Over the month of April we traveled across Brighton & Hove getting young people involved in the design of Doc Ready. We ran workshops with the volunteers from Right Here Brighton, Allsorts Youth Project and Mind Me Up Group. The workshops saw young people come together with the designers of Doc Ready to co-design the product by exploring:
- What do our potential users really want?
- Is what we are building solving the problems of the potential users?
The workshops main goal was to build up a picture of potential uses and wants the young people had for Doc Ready. It aimed to challenge assumptions, existing services, mindsets and current solutions. We used a simple card activity to stimulate discussion and highlight areas of importance with the use of Doc Ready and the content it should contain. We asked groups to put themselves in the shoes of fictional users to allow conversations to be steered away from personal desires and allow groups to work towards the same goal.
As the activity progressed the cards built up a visual representation of potential uses of Doc Ready. The outcomes provided valuable insights into desired features and content to be developed.

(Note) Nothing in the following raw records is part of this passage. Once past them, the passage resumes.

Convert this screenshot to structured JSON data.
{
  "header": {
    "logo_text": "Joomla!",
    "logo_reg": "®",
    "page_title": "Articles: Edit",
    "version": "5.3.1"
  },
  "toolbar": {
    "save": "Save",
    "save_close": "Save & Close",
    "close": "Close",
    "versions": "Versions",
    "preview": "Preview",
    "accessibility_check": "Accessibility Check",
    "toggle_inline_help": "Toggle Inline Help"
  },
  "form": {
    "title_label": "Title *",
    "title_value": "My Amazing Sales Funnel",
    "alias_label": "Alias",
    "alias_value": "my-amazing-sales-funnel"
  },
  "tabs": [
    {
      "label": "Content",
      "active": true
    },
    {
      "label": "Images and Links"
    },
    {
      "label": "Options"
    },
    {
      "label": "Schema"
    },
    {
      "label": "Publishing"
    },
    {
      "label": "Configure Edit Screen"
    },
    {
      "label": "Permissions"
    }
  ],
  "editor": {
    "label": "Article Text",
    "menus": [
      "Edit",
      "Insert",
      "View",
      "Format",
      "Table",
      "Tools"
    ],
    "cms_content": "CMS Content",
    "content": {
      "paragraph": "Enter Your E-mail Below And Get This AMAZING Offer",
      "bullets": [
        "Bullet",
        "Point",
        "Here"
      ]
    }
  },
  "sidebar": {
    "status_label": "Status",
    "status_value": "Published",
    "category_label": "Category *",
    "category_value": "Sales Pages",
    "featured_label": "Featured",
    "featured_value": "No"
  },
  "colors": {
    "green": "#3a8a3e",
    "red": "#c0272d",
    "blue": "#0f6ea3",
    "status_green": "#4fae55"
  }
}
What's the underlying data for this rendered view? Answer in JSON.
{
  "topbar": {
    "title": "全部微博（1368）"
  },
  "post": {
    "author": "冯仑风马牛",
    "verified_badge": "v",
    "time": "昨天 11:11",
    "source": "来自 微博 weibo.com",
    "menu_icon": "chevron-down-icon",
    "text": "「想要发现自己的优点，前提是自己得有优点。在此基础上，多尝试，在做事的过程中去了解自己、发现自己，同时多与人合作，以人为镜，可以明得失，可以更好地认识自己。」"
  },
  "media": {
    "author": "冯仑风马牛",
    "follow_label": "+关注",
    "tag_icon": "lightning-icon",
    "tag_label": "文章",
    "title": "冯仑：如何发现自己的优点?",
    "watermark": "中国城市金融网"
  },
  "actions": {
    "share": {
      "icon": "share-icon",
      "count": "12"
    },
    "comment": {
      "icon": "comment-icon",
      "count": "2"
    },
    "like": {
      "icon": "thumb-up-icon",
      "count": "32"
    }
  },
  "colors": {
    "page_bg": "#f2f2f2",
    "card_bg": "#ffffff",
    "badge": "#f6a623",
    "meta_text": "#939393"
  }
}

This has proved to us how valuable it is to design with people who represent potential users, while challenging any assumptions we had entering the project and helping to outline:
- How potential users envisage using Doc Ready and why?
- What content they want to access?
- How and what medium they envisage using it on?
- What information they would like to take in and away from a GP appointment?
The insights and ideas from these workshops informed the design of the prototypes used in the paper prototyping workshop we ran in April. (You can find out more about the process used on the day by reading our previous blog What is Paper Prototyping?). We gave the young people at the session free reign to adapt, add and delete features in the Doc Ready application to better meet the needs and wants of fictional potential users. We prompted them to consider:
- How would the user navigate the product?
- Which features will achieve their users’ goals best? What works well / what doesn’t?
- How often would each feature be used?
- How much time does it take to access each different feature?
- How would the user prioritise the features on the paper prototype?
The outcomes of the workshop were then evaluated by the Doc Ready design team to prioritise the importance of features to be developed for an initial version. These features have now been consolidated into a single design known as the minimum viable product, a stripped back version of the Doc Ready application that satisfies the most important user goals. By building the minimum viable product we can involve users in testing to gather feedback at the earliest possible time, then develop the application further. User engagement is extremely important to the Doc Ready team as we are building a service with people for people.
Next week we’ll be talking about those all important workshop outcomes and the functionality being developed for the initial version of Doc Ready. Watch this space for news of the user testing workshops of the first digital version of Doc Ready coming soon. If you have any questions or comments about the process so far, please don’t hesitate to get in touch!